“[B]ad as the first three years were, 2020 trumped them all as Duterte and his minions ramped up their attacks on the free press even as the COVID-19 pandemic began to make its deadly grip felt,” the NUJP said.
The media group said the Duterte government displayed a “most brazen abuse of state power” by red-tagging journalists and media institutions.
Aside from Cumpio and Salem, various government agencies and officials red-tagged alternative media outfits Kodao Productions, Bulatlat, Pinoy Weekly, Northern Dispatch, Panay Today, Manila Today, Radyo Natin-Guimba as well as dominant media organizations ABS-CBN, Rappler, CNN-Philippines, among many others.
Veteran journalist and NUJP director and former chairperson Nestor Burgos Jr. had also been red-tagged.
Editors and staff of Baguio City-based Northern Dispatch faced various police-instigated charges in court throughout last year.
Rappler CEO Maria Ressa and former researcher-writer Rey Santos Jr. were judged guilty in June last year of libelling a businessman with links to Duterte.
The NUJP said the pandemic gave Duterte convenient cover to make good his repeated threats to shut down ABS-CBN, the Philippines’ biggest media conglomerate.
As threats of arrest forced the growing crowds that had rallied to the beleaguered network since late last year to stand down, the House of Representatives allowed ABS-CBN’s franchise to lapse, forcing the network to stop broadcasting on May 5.
On May 5, the network stopped broadcasting and, two months later, in June, the majority of the House committee on congressional franchises sealed its fate, voting to deny it a new franchise to operate.
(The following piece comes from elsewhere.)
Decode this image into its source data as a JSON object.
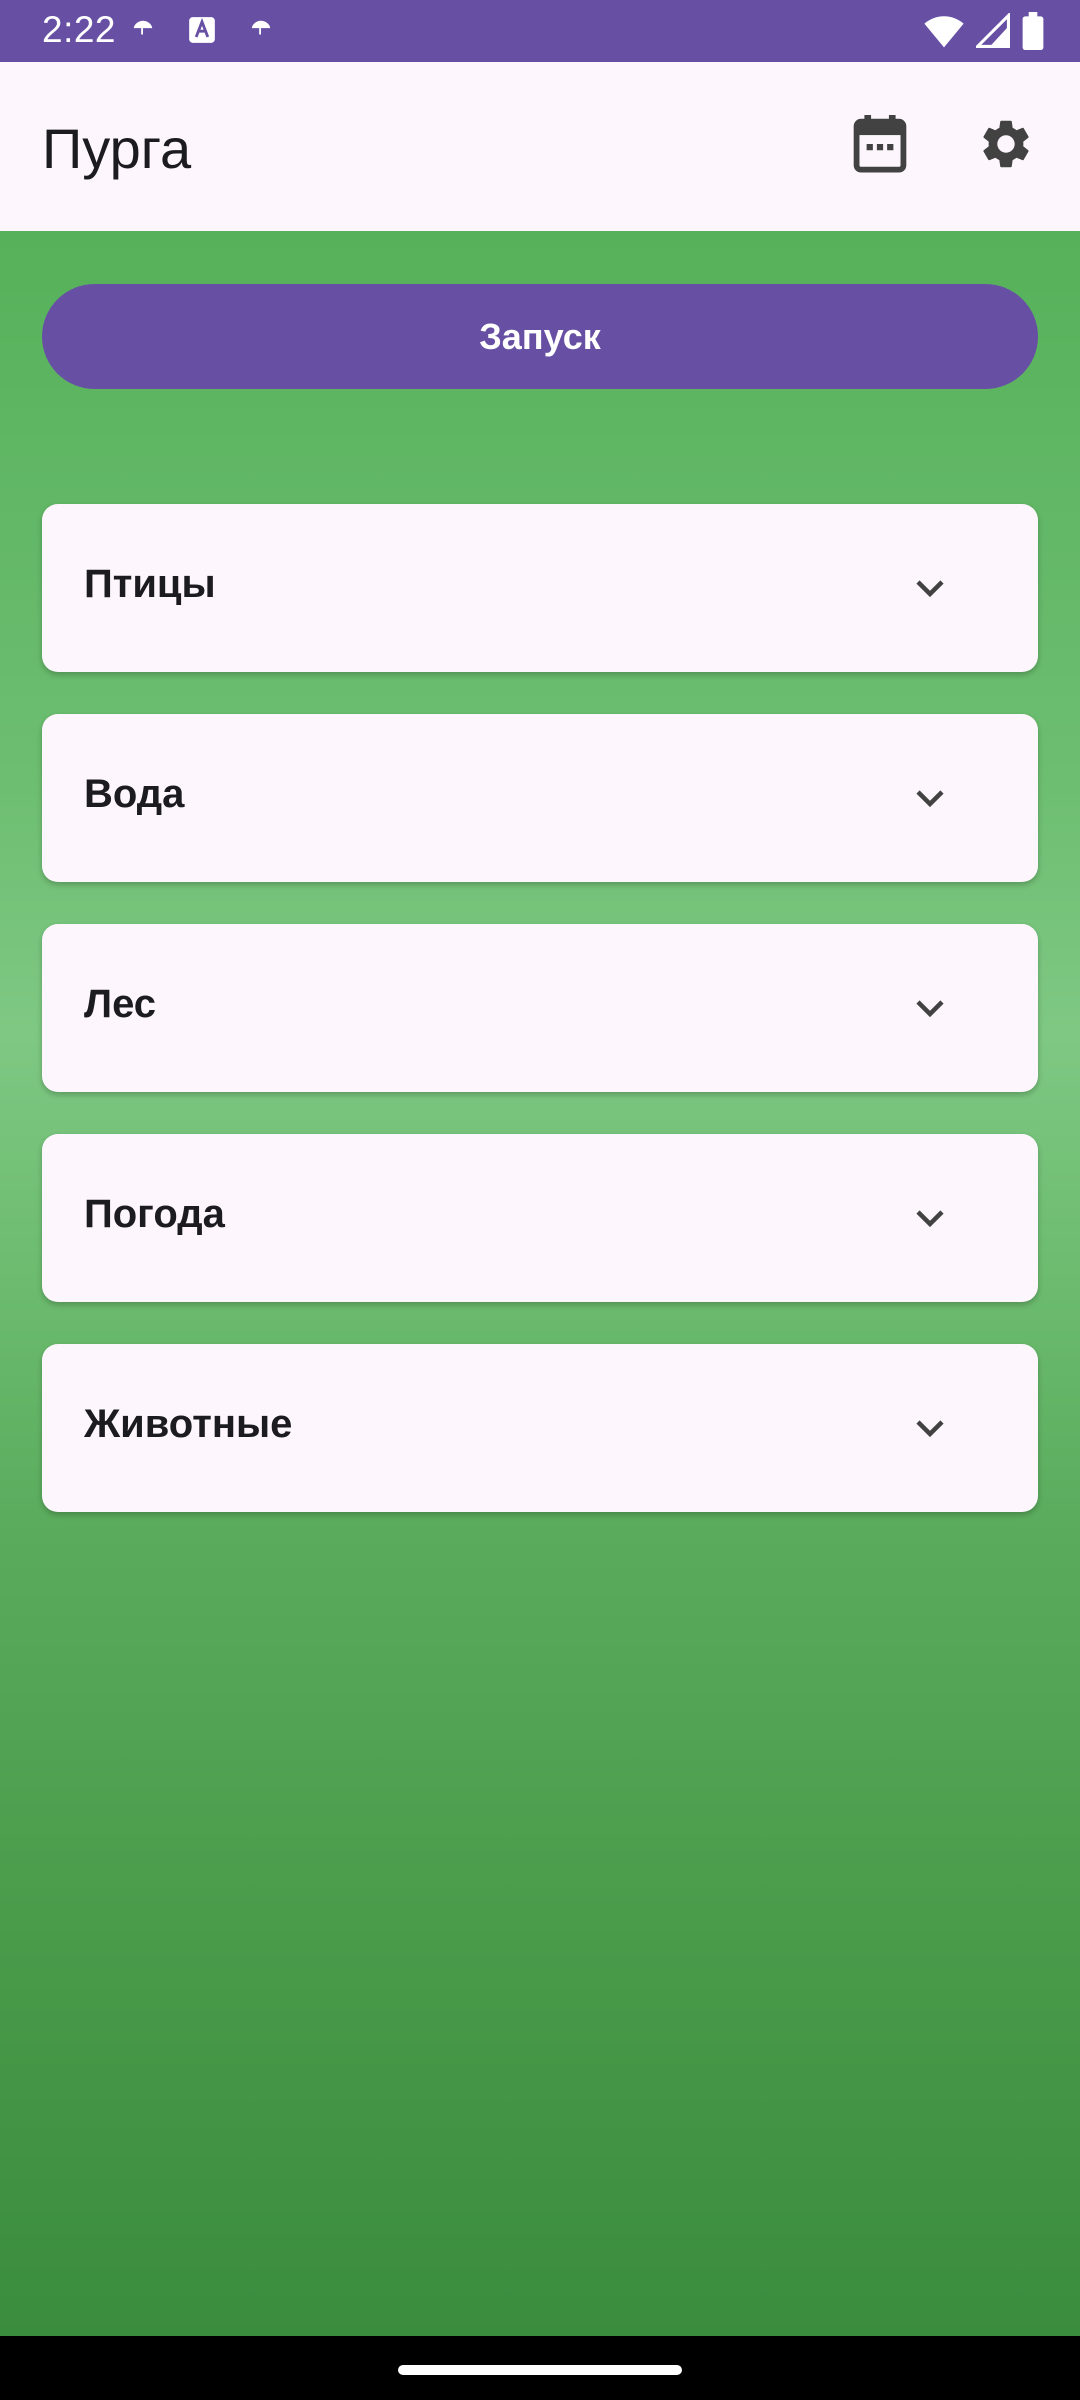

Duterte thus become the second president after Ferdinand Marcos to force ABS-CBN off the air, the NUJP said.
The closure left thousands jobless and the loss of ABS-CBN regional stations also left many areas without their major source of news and entertainment.
The full extent of this would become clear during typhoons Rolly and Ulysses that caught millions of victims previously dependent on ABS-CBN news and alerts unaware of the hazards of the disasters, the NUJP said.
All was not gloomy in 2020, however, as there had been bright spots in the local media community’s defense of press freedom, the NUJP said.
“Not least of this was the successful push to have UNESCO revert the status of the Ampatuan massacre to ‘unresolved’ after it was pointed out that the legal process is not finished and 76 suspects are still at large and will need to be tried should they be arrested, the media group said.
The NUJP also cited other notable victories such as the case of GMA workers who sued the network over unfair labor practices
In February, the Court of Appeals decided to reinstate, with no loss of seniority and with full back wages, 51 employees who had been illegally terminated while the Supreme Court in September ruled to reinstate 30 cameramen and assistant cameramen illegally dismissed by GMA in 2013.
The NUJP also said that despite “continuing efforts of the enemies of truth to spread disinformation, the media community has, by and large, successfully fended them off, including the paid influencers and trolls of government.”
“As we thankfully bid goodbye to 2020, we are also aware of what could be even greater challenges and threats to freedom of the press and of expression in 2021 and beyond…And so we look forward to 2021 resolved to continue defending and pushing the boundaries for press freedom in our land,” the NUJP said. # (Raymund B. Villanueva)